Old Lessons and New Connections
Across diverse responsibilities and career trajectories, SFS alumni working in the embassy still apply lessons learned from their time at Georgetown. These lessons, alumni explain, also form a strong foundation for community and collaboration among the embassy’s entire staff.
“We have quite the group of Hoyas here at the U.S. Embassy in Beirut, from relatively recent grads to those like me who have been at this for 30 years or so,” Shea says. “We are at different points in our career paths, but that hasn’t detracted from the delight we all felt when we discovered that we had this foundational experience in common!”
Other experienced diplomats attest to the robust representation of Georgetown and SFS alumni in the world of U.S. foreign policy and international development. “I think I have worked with a Georgetown grad during every assignment.
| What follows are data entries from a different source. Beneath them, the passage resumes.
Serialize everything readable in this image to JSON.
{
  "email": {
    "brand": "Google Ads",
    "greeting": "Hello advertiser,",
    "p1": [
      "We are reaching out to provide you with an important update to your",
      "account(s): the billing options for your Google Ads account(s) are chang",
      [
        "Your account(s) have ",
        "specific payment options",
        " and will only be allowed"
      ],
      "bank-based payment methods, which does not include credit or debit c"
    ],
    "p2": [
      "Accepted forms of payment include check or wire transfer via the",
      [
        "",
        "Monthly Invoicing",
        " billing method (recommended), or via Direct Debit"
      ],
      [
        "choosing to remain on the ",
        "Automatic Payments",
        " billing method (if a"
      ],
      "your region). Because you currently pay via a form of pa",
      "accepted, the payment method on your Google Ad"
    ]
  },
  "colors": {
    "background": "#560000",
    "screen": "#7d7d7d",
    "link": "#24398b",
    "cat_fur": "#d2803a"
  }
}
There’s always that spark when we realize we’re Hoyas,” Michaels adds.
The embassy’s Georgetown alumni also still rely on their SFS undergraduate and graduate curricula to analyze pressing international challenges and the dynamic demands of a career foreign service.
According to Moore, who majored in International Politics, even foundational SFS courses offered him valuable insights into regional complexities. “I found myself referring extensively to my core economic classes to contextualize the turbulent economic situation in Lebanon,” he says.
Paths to the Foreign Service
For diplomats of color, as well as those from low-income backgrounds and other communities historically excluded from the U.S. Foreign Service, connections forged at Georgetown can serve as essential support systems and career resources. “Through SFS, I learned about the Thomas R. Pickering Foreign Affairs Fellowship,” Yifter says, “and met young Black and Brown students who were fellows and able to guide me through that process.”
Yifter describes the program — which prepares outstanding candidates for careers in the U.S. Foreign Service through graduate education funding and professional development — as an asset for students from historically excluded communities such as herself.
“The Pickering Fellowship was extremely fundamental to my development as a graduate student [at] Columbia University and as a foreign service officer,” she remarks.
Yifter says that fellowships that offer a pathway to the U.S. Foreign Service — such as the Pickering Fellowship, the Rangel Graduate Fellowship and the USAID Donald M. Payne International Development Graduate Fellowship — are vitally important to aspiring public servants of color, and those of low-income, who are presented with fewer professional opportunities than their more privileged peers.
“These fellowships are so important because they allow people from diverse ethnicities, races and socio-economic backgrounds to enter the foreign service, which is still predominantly white and male,” she stresses.
What’s more, she adds, a more representative and inclusive Foreign Service leads to better policy outcomes. “Diplomacy succeeds when your diplomats and civil servants are a true reflection of the United States — diverse,” she says. “We bring in fresh perspectives, ideologies and much needed changes.
Yifter has a message for low-income students and students of color considering careers in public service: “Do not let imposter syndrome get to you.”
“Network early,” she advises. “Take on internships and work study opportunities. Volunteer your time. Study abroad. Take time to build relationships with your professors. Research different fellowship programs during your freshman year so you have time to prepare for them.”
Uenuma echoes Yifter’s advice about dedicated and open-minded career exploration, especially for students looking to work in the world of foreign policy. “What first drew us all toward the SFS can point us down many career paths at different times in our lives,” she says. “A colleague of mine with a unique and varied career once told me he wasn’t on a career ladder, but rather a career jungle gym. In retrospect, the same has been true for me, and I don’t regret that.”